To meet the most diverse demands, BRS Aqua functions as a large umbrella under which there are eight component projects (Germplasm, Nutrition, Health, Environmental Management and Management, Fish Technology, Aquaculture Sector Economics, Technology Transfer and Management ), with research distributed in several Embrapa research centers and productive poles.
Formation of germplasm bank
“One of the highlights in genetics is the generation of scientific and technological information that has a direct impact on the production of better quality tambaqui fingerlings, which will lead to reduced mortality and increased production,” Lundstedt said. the project intends to establish a collection of qualified tambaqui germplasm at Embrapa Pesca e Aquicultura for future public or private investments in genetic improvement.
According to the researcher, currently the production sector of the tambaqui uses germplasm little characterized scientifically and without genetic improvement. For the production to advance, it is necessary that the germplasm be genetically improved as regards the productive characteristics, such as improvement in growth rates, greater resistance to diseases, adaptation to intensive systems of cultivation, among other advances.
In sanity, the project intends to map the most important health challenges of tambaqui and its risk factors to propose good management practices, rapid disease diagnosis systems and to develop their respective treatments. One of the main results in this area will be the identification of the preponderant risk factors related to shrimp mortality caused by white spot disease in order to propose measures to avoid or mitigate the effects on its production in the Northeast.
Caused by a virus, the disease manifests itself in the initial stage of development of the crustacean, calcifying it, causing lack of appetite, lethargy and white spots on its shell. Then the animal dies and pollutes the others. With this, entire productions are lost even before they reach the consumer. One of the most recent cases of the disease occurred in Ceará in mid-2017. In six months, 30,000 tons of shrimp were lost – equivalent to 60% of production in the period.
In nutrition, the focus will be on tambaqui and tilapia. Food protocols will be defined for the intensive production of tambaqui, in the larval, fattening and slaughter phases, in nurseries and net tanks, based on the digestion capacity of the feed ingredients and the nutritional requirements of the fish. In addition, the project will address aspects related to feed processing technology, since there are several parameters that need to be carefully monitored to obtain high quality products. The rations available in the market will also be evaluated nutritionally. It is precisely this input that impacts up to 82% in production costs, depending on the system adopted. In practice, the producer ends up spending more than necessary to fatten the animal.
Climate change and fish farming
Issues related to global warming and environmental sustainability are also on the radar of the project, which provides for the development of equipment to monitor the release of greenhouse gases in fish farming. It is also planned to analyze the relationship of production in network tanks, their greenhouse gas emissions and water quality. Monitoring of the physical, chemical and biological variables of sediment and water, including soil contamination and treatment of effluents generated by fish production, will also be studied. Likewise, a system will be developed to treat effluents from fish production.
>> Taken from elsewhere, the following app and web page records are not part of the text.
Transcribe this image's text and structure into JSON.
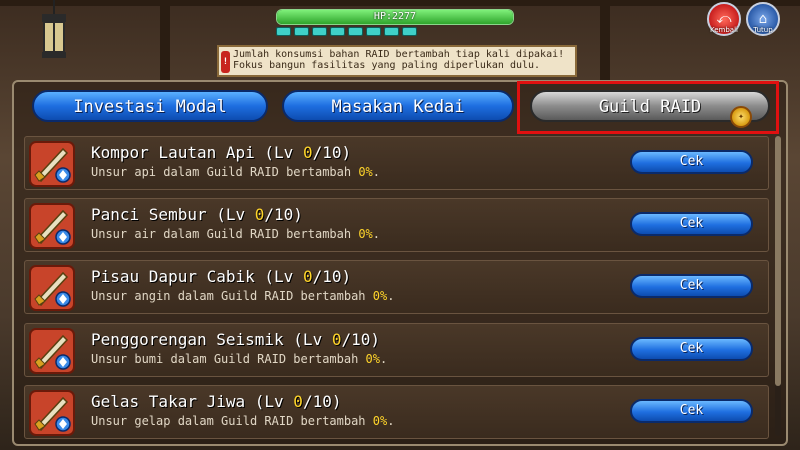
{
  "hud": {
    "hp_label": "HP:2277",
    "hp_fraction": 1.0,
    "stamina_pips": 8
  },
  "top_buttons": {
    "back_label": "Kembali",
    "close_label": "Tutup"
  },
  "notice": {
    "icon_text": "!",
    "line1": "Jumlah konsumsi bahan RAID bertambah tiap kali dipakai!",
    "line2": "Fokus bangun fasilitas yang paling diperlukan dulu."
  },
  "tabs": [
    {
      "label": "Investasi Modal",
      "active": false
    },
    {
      "label": "Masakan Kedai",
      "active": false
    },
    {
      "label": "Guild RAID",
      "active": true
    }
  ],
  "tab_badge": "✦",
  "colors": {
    "accent_blue": "#1e6ee0",
    "highlight_red": "#e01010",
    "level_yellow": "#ffd52a"
  },
  "items": [
    {
      "name": "Kompor Lautan Api",
      "lv_prefix": "(Lv ",
      "lv": "0",
      "lv_max": "/10)",
      "desc_prefix": "Unsur api dalam Guild RAID bertambah ",
      "percent": "0%",
      "desc_suffix": ".",
      "button": "Cek"
    },
    {
      "name": "Panci Sembur",
      "lv_prefix": "(Lv ",
      "lv": "0",
      "lv_max": "/10)",
      "desc_prefix": "Unsur air dalam Guild RAID bertambah ",
      "percent": "0%",
      "desc_suffix": ".",
      "button": "Cek"
    },
    {
      "name": "Pisau Dapur Cabik",
      "lv_prefix": "(Lv ",
      "lv": "0",
      "lv_max": "/10)",
      "desc_prefix": "Unsur angin dalam Guild RAID bertambah ",
      "percent": "0%",
      "desc_suffix": ".",
      "button": "Cek"
    },
    {
      "name": "Penggorengan Seismik",
      "lv_prefix": "(Lv ",
      "lv": "0",
      "lv_max": "/10)",
      "desc_prefix": "Unsur bumi dalam Guild RAID bertambah ",
      "percent": "0%",
      "desc_suffix": ".",
      "button": "Cek"
    },
    {
      "name": "Gelas Takar Jiwa",
      "lv_prefix": "(Lv ",
      "lv": "0",
      "lv_max": "/10)",
      "desc_prefix": "Unsur gelap dalam Guild RAID bertambah ",
      "percent": "0%",
      "desc_suffix": ".",
      "button": "Cek"
    }
  ]
}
New fish products
BRS Aqua will also work on different aspects related to fish processing. The project will work on developing technological solutions for the efficient and humane slaughtering of fish, standardization and quality control of fillets, waste use and processing co-products in the elaboration of value-added materials. Likewise, there will be a study of models for solid waste management in the fish processing industry.
Besides technological bottlenecks, Brazilian aquaculture also lacks data and economic analysis. “Because it is a relatively recent sector, compared to traditional agroindustrial chains such as other meats or grains, there is little information on several aspects of the fish chain,” says Embrapa researcher Manoel Xavier Pedroza Filho, responsible for the segment of project economics. According to him, data on economic and financial viability of cropping systems, production chain structure, investment risk, economic impact of technology adoption, and macroeconomic data on national aquaculture (jobs, GDP, etc.) are lacking.
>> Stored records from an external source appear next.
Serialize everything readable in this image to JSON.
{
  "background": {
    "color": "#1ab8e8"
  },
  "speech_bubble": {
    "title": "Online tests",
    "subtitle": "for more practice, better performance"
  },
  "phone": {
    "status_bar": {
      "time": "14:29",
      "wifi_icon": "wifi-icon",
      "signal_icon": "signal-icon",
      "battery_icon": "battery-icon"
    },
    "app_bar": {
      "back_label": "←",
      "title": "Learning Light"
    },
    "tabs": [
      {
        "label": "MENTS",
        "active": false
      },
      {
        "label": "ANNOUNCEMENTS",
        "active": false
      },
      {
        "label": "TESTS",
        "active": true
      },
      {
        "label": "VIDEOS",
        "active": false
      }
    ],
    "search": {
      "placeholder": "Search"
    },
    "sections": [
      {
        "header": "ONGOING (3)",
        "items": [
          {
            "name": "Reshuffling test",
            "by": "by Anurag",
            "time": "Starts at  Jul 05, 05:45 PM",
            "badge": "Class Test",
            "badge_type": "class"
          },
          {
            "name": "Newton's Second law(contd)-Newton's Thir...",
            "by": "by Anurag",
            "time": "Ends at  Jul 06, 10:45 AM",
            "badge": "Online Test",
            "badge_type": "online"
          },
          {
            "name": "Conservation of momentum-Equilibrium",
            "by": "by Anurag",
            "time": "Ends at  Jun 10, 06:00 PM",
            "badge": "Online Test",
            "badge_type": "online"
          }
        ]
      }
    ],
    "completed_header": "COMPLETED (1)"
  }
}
“The absence of such information makes it difficult for public and private sector decision-makers to play a key role, not only to guide investment but also to support the formulation of public policies for the sector,” he said. BRS Aqua intends to generate economic information of the four species contemplated in the project, through analyzes of economic feasibility of production systems, impact of technology adoption, investment risk, among others.
Great national potential
Although it has 12% of the world’s fresh water and a coastline of more than 8,500 km, the Brazilian production of aquatic animals is below its potential. The causes of this performance are diverse and include poor quality of breeding matrices; few studies on the support capacity of growing environments (maximum number of fish ideal for a certain area); limited technical assistance; deficiency in the control and monitoring of aquatic animal diseases; incipient use of waste for the production of derivatives; lack of treatment and utilization of aquaculture effluents and standardization of indicators for environmental licensing in the different environments where aquaculture is practiced.
“We did a survey of information on the sector between 2012 and 2013, which generated two studies that revealed the full potential in the area of aquaculture in Brazil. This was at the time of the Ministry of Fisheries and Aquaculture, which wanted to invest in aquaculture development, “recalls Marcos Rossi Martins, head of the Department of Industry and Services at BNDES.
The analysis found major bottlenecks and opportunities. The variety of fish in the Amazon River Basin, for example, is a differential for Brazil to reach new markets. The climate is another advantage in favor of the country, whose conditions for tilapia cultivation – one of the most consumed species of fish in the world – are excellent. Other crops, such as crustaceans and molluscs, also have potential for scale in Brazil. However, the fish industry is still incipient in the country, both in fishing and aquaculture.
According to a 2014 report from the Food and Agriculture Organization of the United Nations (FAO / UN), world consumption in aquaculture is around 20 kg per capita, while beef consumption reached less than half: 6.54 kg. In this scenario it is easy to see how the fishing and aquaculture market is promising in the country.
“The world demand for fish has been growing rapidly due to population growth and the search for healthier foods. In Brazil this also occurs. In 2003, consumption was less than 6.5 kilograms of fish per person per year, now this figure has risen to nine kilograms per capita. If the population ingested the quantity recommended by the WHO, which is 12 kilos, this would already have an impact on the consumption of 5.722 thousand tons, “estimates Jaldir Lima, one of the coordinators of the BNDES study.
Expectation of improvement in competitiveness
The project was also well received by representatives of the productive sector. Antônio Albuquerque, technical director of the Association of Shrimp Breeders (ACCC), is a sign that the research is attentive to the demands of the market. “This initiative from Embrapa to listen to several actors, including other production chains, to know what the main demands are, is very positive. It is also very useful that the research know what kind of support the productive sector can give “, he says.
Francisco Medeiros, CEO of the Brazilian Fisheries Association, Peixe BR, has many expectations. “We have been following up on this proposal since 2015. It is a sector lacking solutions that offer better competitiveness. In Brazil, we have great researchers in aquaculture, however, we observe low use of technologies generated by these research institutions, “he analyzes. “We have a major competitiveness problem and we expect all these actions to bring solutions that promote better market conditions. Let’s follow closely the execution of this work, “he summarizes.